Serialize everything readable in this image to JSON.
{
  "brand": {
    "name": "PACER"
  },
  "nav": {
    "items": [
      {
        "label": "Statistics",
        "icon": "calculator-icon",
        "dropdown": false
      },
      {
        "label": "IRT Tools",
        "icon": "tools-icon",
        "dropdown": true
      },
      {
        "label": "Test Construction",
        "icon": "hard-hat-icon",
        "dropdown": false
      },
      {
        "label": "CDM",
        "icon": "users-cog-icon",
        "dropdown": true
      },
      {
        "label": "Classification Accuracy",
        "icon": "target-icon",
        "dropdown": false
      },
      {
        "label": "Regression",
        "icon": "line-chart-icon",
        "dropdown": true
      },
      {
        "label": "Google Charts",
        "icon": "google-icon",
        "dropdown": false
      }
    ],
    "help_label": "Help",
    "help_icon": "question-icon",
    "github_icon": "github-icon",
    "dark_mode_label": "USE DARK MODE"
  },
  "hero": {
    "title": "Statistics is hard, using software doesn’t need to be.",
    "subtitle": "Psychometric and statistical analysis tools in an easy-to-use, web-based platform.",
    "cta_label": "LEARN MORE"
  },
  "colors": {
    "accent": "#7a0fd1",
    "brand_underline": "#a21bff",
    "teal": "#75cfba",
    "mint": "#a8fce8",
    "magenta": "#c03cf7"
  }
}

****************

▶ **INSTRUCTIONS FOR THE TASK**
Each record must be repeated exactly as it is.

▶ **RESULT OF THIS TASK**
Serialize everything readable in this image to JSON.
{
  "brand": {
    "name": "PACER"
  },
  "nav": {
    "items": [
      {
        "label": "Statistics",
        "icon": "calculator-icon",
        "dropdown": false
      },
      {
        "label": "IRT Tools",
        "icon": "tools-icon",
        "dropdown": true
      },
      {
        "label": "Test Construction",
        "icon": "hard-hat-icon",
        "dropdown": false
      },
      {
        "label": "CDM",
        "icon": "users-cog-icon",
        "dropdown": true
      },
      {
        "label": "Classification Accuracy",
        "icon": "target-icon",
        "dropdown": false
      },
      {
        "label": "Regression",
        "icon": "line-chart-icon",
        "dropdown": true
      },
      {
        "label": "Google Charts",
        "icon": "google-icon",
        "dropdown": false
      }
    ],
    "help_label": "Help",
    "help_icon": "question-icon",
    "github_icon": "github-icon",
    "dark_mode_label": "USE DARK MODE"
  },
  "hero": {
    "title": "Statistics is hard, using software doesn’t need to be.",
    "subtitle": "Psychometric and statistical analysis tools in an easy-to-use, web-based platform.",
    "cta_label": "LEARN MORE"
  },
  "colors": {
    "accent": "#7a0fd1",
    "brand_underline": "#a21bff",
    "teal": "#75cfba",
    "mint": "#a8fce8",
    "magenta": "#c03cf7"
  }
}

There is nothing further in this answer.